Task to complete »
Set down the full listing below word for word; pictures stay out of the copy.

Provided entries »
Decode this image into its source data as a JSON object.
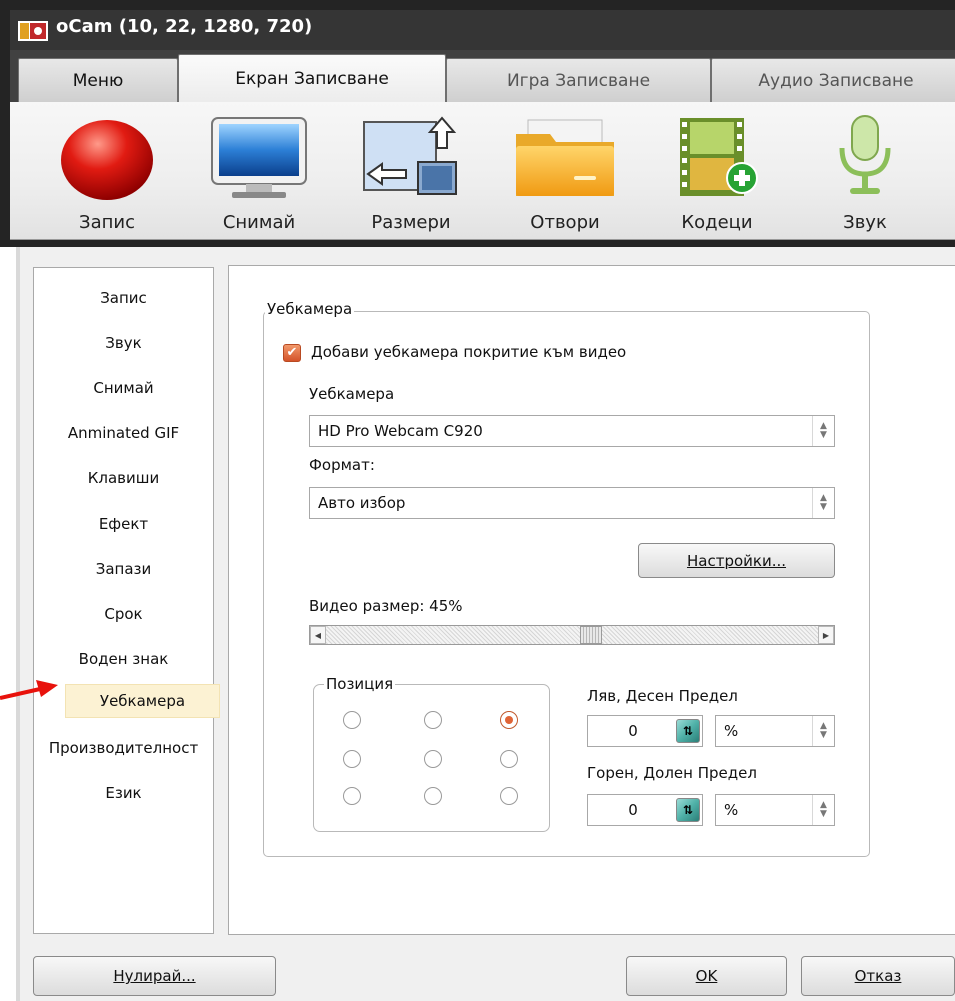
{
  "window": {
    "title": "oCam (10, 22, 1280, 720)"
  },
  "tabs": [
    {
      "label": "Меню"
    },
    {
      "label": "Екран Записване"
    },
    {
      "label": "Игра Записване"
    },
    {
      "label": "Аудио Записване"
    }
  ],
  "toolbar": [
    {
      "label": "Запис",
      "icon": "record-icon"
    },
    {
      "label": "Снимай",
      "icon": "monitor-icon"
    },
    {
      "label": "Размери",
      "icon": "resize-icon"
    },
    {
      "label": "Отвори",
      "icon": "folder-icon"
    },
    {
      "label": "Кодеци",
      "icon": "codec-icon"
    },
    {
      "label": "Звук",
      "icon": "microphone-icon"
    }
  ],
  "nav": {
    "items": [
      {
        "label": "Запис"
      },
      {
        "label": "Звук"
      },
      {
        "label": "Снимай"
      },
      {
        "label": "Anminated GIF"
      },
      {
        "label": "Клавиши"
      },
      {
        "label": "Ефект"
      },
      {
        "label": "Запази"
      },
      {
        "label": "Срок"
      },
      {
        "label": "Воден знак"
      },
      {
        "label": "Уебкамера"
      },
      {
        "label": "Производителност"
      },
      {
        "label": "Език"
      }
    ],
    "selected": "Уебкамера"
  },
  "webcam": {
    "group_title": "Уебкамера",
    "overlay_checkbox": {
      "label": "Добави уебкамера покритие към видео",
      "checked": true
    },
    "device_label": "Уебкамера",
    "device_value": "HD Pro Webcam C920",
    "format_label": "Формат:",
    "format_value": "Авто избор",
    "settings_button": "Настройки...",
    "video_size_label": "Видео размер: 45%",
    "video_size_percent": 45,
    "position": {
      "title": "Позиция",
      "selected_index": 2
    },
    "lr_margin": {
      "label": "Ляв, Десен Предел",
      "value": "0",
      "unit": "%"
    },
    "tb_margin": {
      "label": "Горен, Долен Предел",
      "value": "0",
      "unit": "%"
    }
  },
  "footer": {
    "reset_button": "Нулирай...",
    "ok_button": "OK",
    "cancel_button": "Отказ"
  },
  "colors": {
    "accent": "#e06436",
    "selected_bg": "#fcf2d3",
    "arrow": "#e8120c"
  }
}
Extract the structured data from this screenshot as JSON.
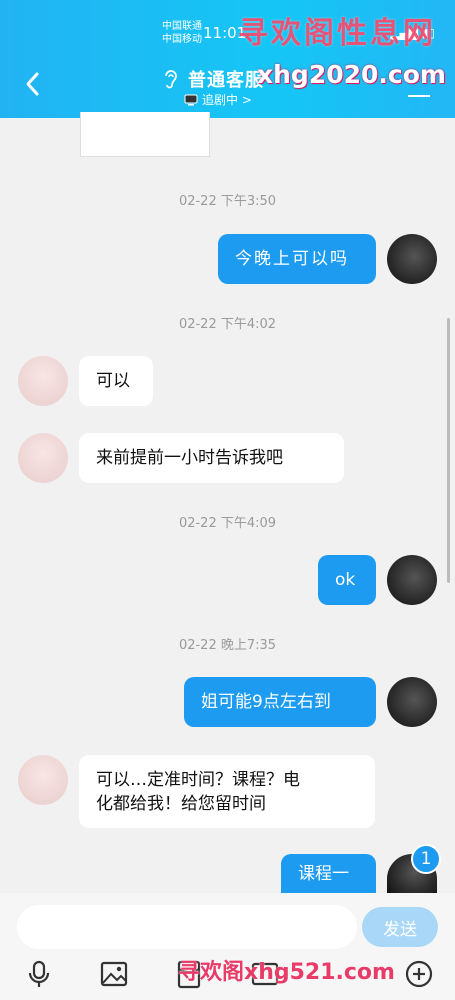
{
  "status_bar": {
    "carrier1": "中国联通",
    "carrier2": "中国移动",
    "time": "11:01"
  },
  "watermark": {
    "top_text": "寻欢阁性息网",
    "top_url": "xhg2020.com",
    "bottom_text": "寻欢阁xhg521.com"
  },
  "header": {
    "contact_name": "普通客服",
    "sub_status": "追剧中 >"
  },
  "messages": [
    {
      "type": "timestamp",
      "text": "02-22 下午3:50"
    },
    {
      "type": "outgoing",
      "text": "今晚上可以吗"
    },
    {
      "type": "timestamp",
      "text": "02-22 下午4:02"
    },
    {
      "type": "incoming",
      "text": "可以"
    },
    {
      "type": "incoming",
      "text": "来前提前一小时告诉我吧"
    },
    {
      "type": "timestamp",
      "text": "02-22 下午4:09"
    },
    {
      "type": "outgoing",
      "text": "ok"
    },
    {
      "type": "timestamp",
      "text": "02-22 晚上7:35"
    },
    {
      "type": "outgoing",
      "text": "姐可能9点左右到"
    },
    {
      "type": "incoming",
      "text": "可以…定准时间？课程？电化都给我！给您留时间"
    },
    {
      "type": "incoming_line2",
      "text": "化都给我！给您留时间"
    },
    {
      "type": "outgoing",
      "text": "课程一"
    }
  ],
  "incoming_multi": {
    "line1": "可以…定准时间？课程？电",
    "line2": "化都给我！给您留时间"
  },
  "unread_badge": "1",
  "input": {
    "placeholder": "",
    "send_label": "发送"
  },
  "colors": {
    "header": "#15c6f5",
    "outgoing_bubble": "#1c9bf0",
    "send_button": "#a8d7f7"
  },
  "icons": [
    "back-icon",
    "ear-icon",
    "tv-icon",
    "menu-icon",
    "mic-icon",
    "image-icon",
    "hongbao-icon",
    "more-icon",
    "plus-icon"
  ]
}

Exercise output »
Decode this image into its source data as a JSON object.
{
  "window": {
    "title": "oCam (10, 22, 1280, 720)"
  },
  "tabs": [
    {
      "label": "Меню"
    },
    {
      "label": "Екран Записване"
    },
    {
      "label": "Игра Записване"
    },
    {
      "label": "Аудио Записване"
    }
  ],
  "toolbar": [
    {
      "label": "Запис",
      "icon": "record-icon"
    },
    {
      "label": "Снимай",
      "icon": "monitor-icon"
    },
    {
      "label": "Размери",
      "icon": "resize-icon"
    },
    {
      "label": "Отвори",
      "icon": "folder-icon"
    },
    {
      "label": "Кодеци",
      "icon": "codec-icon"
    },
    {
      "label": "Звук",
      "icon": "microphone-icon"
    }
  ],
  "nav": {
    "items": [
      {
        "label": "Запис"
      },
      {
        "label": "Звук"
      },
      {
        "label": "Снимай"
      },
      {
        "label": "Anminated GIF"
      },
      {
        "label": "Клавиши"
      },
      {
        "label": "Ефект"
      },
      {
        "label": "Запази"
      },
      {
        "label": "Срок"
      },
      {
        "label": "Воден знак"
      },
      {
        "label": "Уебкамера"
      },
      {
        "label": "Производителност"
      },
      {
        "label": "Език"
      }
    ],
    "selected": "Уебкамера"
  },
  "webcam": {
    "group_title": "Уебкамера",
    "overlay_checkbox": {
      "label": "Добави уебкамера покритие към видео",
      "checked": true
    },
    "device_label": "Уебкамера",
    "device_value": "HD Pro Webcam C920",
    "format_label": "Формат:",
    "format_value": "Авто избор",
    "settings_button": "Настройки...",
    "video_size_label": "Видео размер: 45%",
    "video_size_percent": 45,
    "position": {
      "title": "Позиция",
      "selected_index": 2
    },
    "lr_margin": {
      "label": "Ляв, Десен Предел",
      "value": "0",
      "unit": "%"
    },
    "tb_margin": {
      "label": "Горен, Долен Предел",
      "value": "0",
      "unit": "%"
    }
  },
  "footer": {
    "reset_button": "Нулирай...",
    "ok_button": "OK",
    "cancel_button": "Отказ"
  },
  "colors": {
    "accent": "#e06436",
    "selected_bg": "#fcf2d3",
    "arrow": "#e8120c"
  }
}
Extract the structured data from this screenshot as JSON.
{
  "status_bar": {
    "carrier1": "中国联通",
    "carrier2": "中国移动",
    "time": "11:01"
  },
  "watermark": {
    "top_text": "寻欢阁性息网",
    "top_url": "xhg2020.com",
    "bottom_text": "寻欢阁xhg521.com"
  },
  "header": {
    "contact_name": "普通客服",
    "sub_status": "追剧中 >"
  },
  "messages": [
    {
      "type": "timestamp",
      "text": "02-22 下午3:50"
    },
    {
      "type": "outgoing",
      "text": "今晚上可以吗"
    },
    {
      "type": "timestamp",
      "text": "02-22 下午4:02"
    },
    {
      "type": "incoming",
      "text": "可以"
    },
    {
      "type": "incoming",
      "text": "来前提前一小时告诉我吧"
    },
    {
      "type": "timestamp",
      "text": "02-22 下午4:09"
    },
    {
      "type": "outgoing",
      "text": "ok"
    },
    {
      "type": "timestamp",
      "text": "02-22 晚上7:35"
    },
    {
      "type": "outgoing",
      "text": "姐可能9点左右到"
    },
    {
      "type": "incoming",
      "text": "可以…定准时间？课程？电化都给我！给您留时间"
    },
    {
      "type": "incoming_line2",
      "text": "化都给我！给您留时间"
    },
    {
      "type": "outgoing",
      "text": "课程一"
    }
  ],
  "incoming_multi": {
    "line1": "可以…定准时间？课程？电",
    "line2": "化都给我！给您留时间"
  },
  "unread_badge": "1",
  "input": {
    "placeholder": "",
    "send_label": "发送"
  },
  "colors": {
    "header": "#15c6f5",
    "outgoing_bubble": "#1c9bf0",
    "send_button": "#a8d7f7"
  },
  "icons": [
    "back-icon",
    "ear-icon",
    "tv-icon",
    "menu-icon",
    "mic-icon",
    "image-icon",
    "hongbao-icon",
    "more-icon",
    "plus-icon"
  ]
}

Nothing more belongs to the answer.